In some databases, such as Postgre SQL, when a FROM clause is present, what essentially happens is that the target table is joined to the tables mentioned in the fromlist, and each output row of the join represents an update operation for the target table.When using FROM, one should ensure that the join produces at most one output row for each row to be modified.Because of this indeterminacy, referencing other tables only within sub-selects is safer, though often harder to read and slower than using a join.  Set the value of column C1 in table T to 1, only in those rows where the value of column C2 is "a".I have a database with account numbers and card numbers.Sebastian covers a technique for this in a recent blog post: sqlity.net/en/2867/update-from-select This will tend to work across almost all DBMS which means learn once, execute everywhere. Col2 AS _Col2 FROM T1 JOIN T2 ON T1= T2/*Where clause added to exclude rows that are the same in both tables Handles NULL values correctly*/ WHERE EXISTS(SELECT T1. I know this is old, but just wanted to say this one worked for me.If that is more important to you than performance you might prefer this answer, especially if your update is a one off to correct some data.

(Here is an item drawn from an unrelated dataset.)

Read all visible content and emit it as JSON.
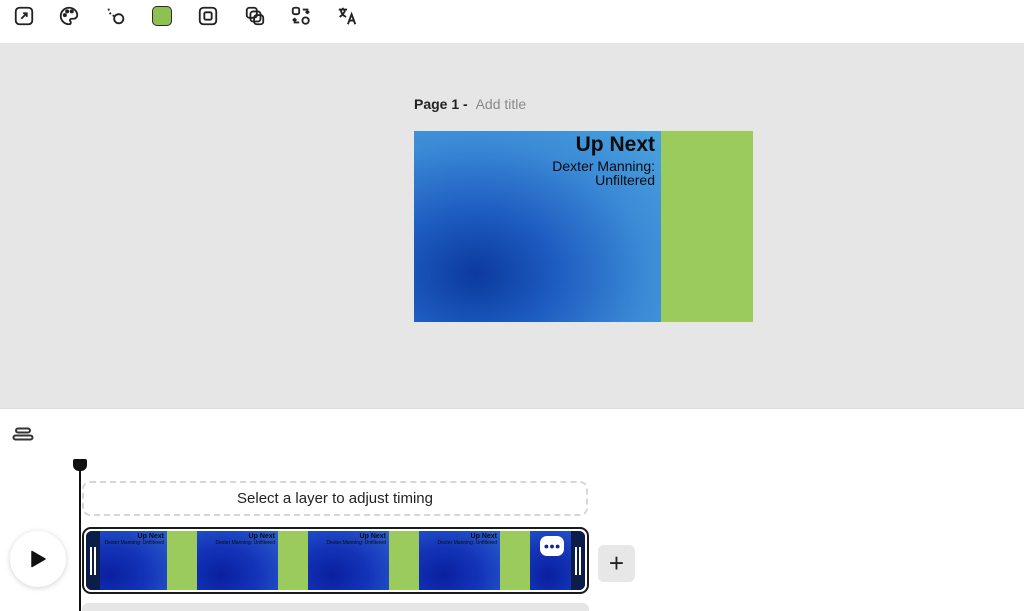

My server wont allow FROM to be used in an UPDATE statement. This may be a niche reason to perform an update (for example, mainly used in a procedure), or may be obvious to others, but it should also be stated that you can perform an update-select statement without using join (in case the tables you're updating between have no common field).In other words, a target row shouldn't join to more than one row from the other table(s).
Compound assignment operator: = Add and assign -= Subtract and assign *= Multiply and assign /= Divide and assign %= Modulo and assign &= Bitwise AND and assign ^= Bitwise XOR and assign |= Bitwise OR and assign Returns updated data or expressions based on it as part of the UPDATE operation.
Common table expressions can also be used with the SELECT, INSERT, DELETE, and CREATE VIEW statements.
For more information, see WITH common_table_expression (Transact-SQL). For information about table hints, see Table Hints (Transact-SQL).
Vonki solution below works: UPDATE [Sales_Lead].[dbo].[Sales_Import] SET [Account Number] = Retrieve Account Number. As well as being standard SQL and thus more portable it also will raise an error in the event of there being multiple joined rows on the source side (and thus multiple possible different values to use in the update) rather than having the final result be undeterministic. Don't update a value with the same value, it generates extra logging and unnecessary overhead.
Account Number FROM Retrieve Account Number WHERE [Sales_Lead].[dbo].[Sales_Import]. UPDATE [Sales_Lead].[dbo].[Sales_Import] SET [Account Number] = Retrieve Account Number. See example below - it will only perform the update on 2 records despite linking on 3. Account Number Thank you for your interest in this question.